In the 21 years since its “ecological epiphany”, Interface has been reducing its footprint through traditionally sustainable programs such as “ReEntry” and “Cool Carpet”. ReEntry allows for post-consumer material to be recycled into new products, while Cool Carpet produces the world’s first carbon neutral carpet by using offsets. While these are commendable green solutions, Interface’s true merit lies in their going substantially beyond that: they have systemically analyzed their processes, sought to emulate nature in several of their products, and are closing the loop for the sourcing of their raw materials, while diversifying the economic livelihood of impoverished communities. This systemic analysis and biomimicry approach to design have resulted in two exemplary products called TacTiles and Entropy. TacTiles eliminate the need for glue during carpet installation, resulting in an environmental footprint that is 90% lighter than traditional glue adhesives. Entropy tiles emulate the “organized chaos” of forest floors and produce as little as 1.5% waste compared to as much as 14% for the broadloom carpet.

The last component of Interface’s remarkable sustainability vision refers to its Net-Works program. In February 2014, it announced that it would be using discarded fishing nets, collected by impoverished communities in the Philippines, to create a new carpet called Net Effects.

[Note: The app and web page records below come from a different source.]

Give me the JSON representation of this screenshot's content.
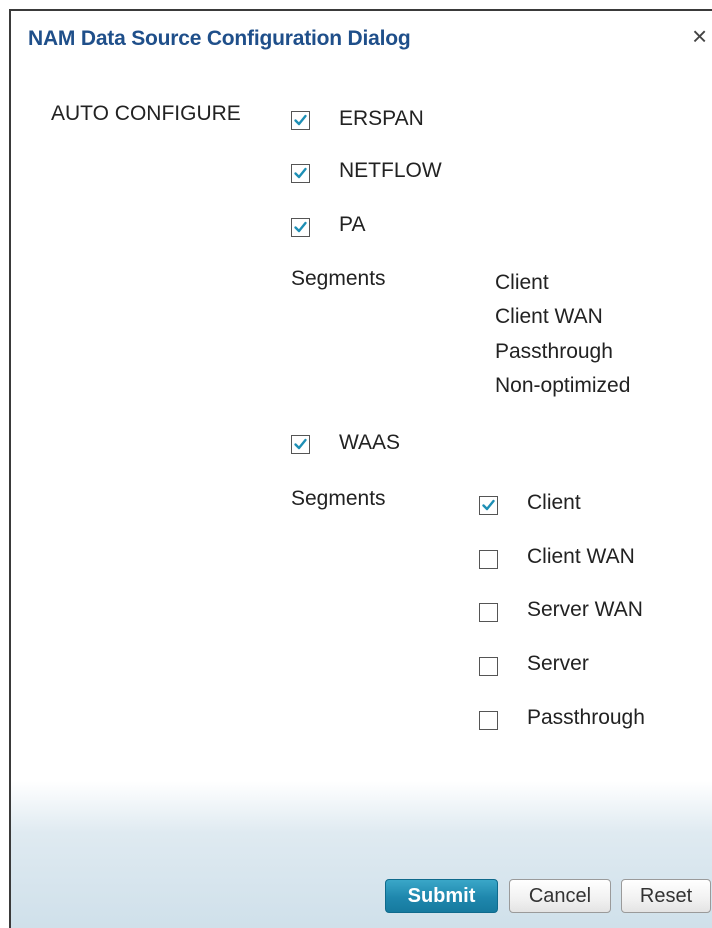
{
  "dialog": {
    "title": "NAM Data Source Configuration Dialog",
    "close_glyph": "×"
  },
  "auto_configure": {
    "label": "AUTO CONFIGURE",
    "options": [
      {
        "label": "ERSPAN",
        "checked": true
      },
      {
        "label": "NETFLOW",
        "checked": true
      },
      {
        "label": "PA",
        "checked": true
      }
    ]
  },
  "pa_segments": {
    "label": "Segments",
    "items": [
      "Client",
      "Client WAN",
      "Passthrough",
      "Non-optimized"
    ]
  },
  "waas": {
    "label": "WAAS",
    "checked": true,
    "segments_label": "Segments",
    "segments": [
      {
        "label": "Client",
        "checked": true
      },
      {
        "label": "Client WAN",
        "checked": false
      },
      {
        "label": "Server WAN",
        "checked": false
      },
      {
        "label": "Server",
        "checked": false
      },
      {
        "label": "Passthrough",
        "checked": false
      }
    ]
  },
  "buttons": {
    "submit": "Submit",
    "cancel": "Cancel",
    "reset": "Reset"
  },
  "colors": {
    "title": "#1f4f8a",
    "checkmark": "#1e8fb5",
    "primary_button": "#1f87ad"
  }
}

The communities sell the nets to Aquafil, one of Interface’s key suppliers, who then combines them with recycled carpet fluff from the aforementioned ReEntry program. The end product is a beautiful carpet design that is inspired by the ocean’s life-giving power, as well as its plight. And just like the ocean gives life, this ocean-like carpet helps protect it by cleaning up beaches and coral reefs, which in turn protects fishermen’s livelihood and provides them with another form of income.

Net-Effects On the Road to Mission Zero News

Even though you probably don’t have fishing nets to weave a carpet at home, here are some simple DIY projects showing you how to make a rug from plastic bags and how to use mesh bags from your fruits or vegetables, if you’re feeling inspired:

Plastic Bag Carpet: http://www.instructables.com/id/How-to-Make-a-Rug-from-Plastic-Grocery-Bags/?ALLSTEPS#step0

Ideas for Mesh Bag Use: http://ecogreenlove.com/2013/07/25/reusing-produce-mesh-net-bags/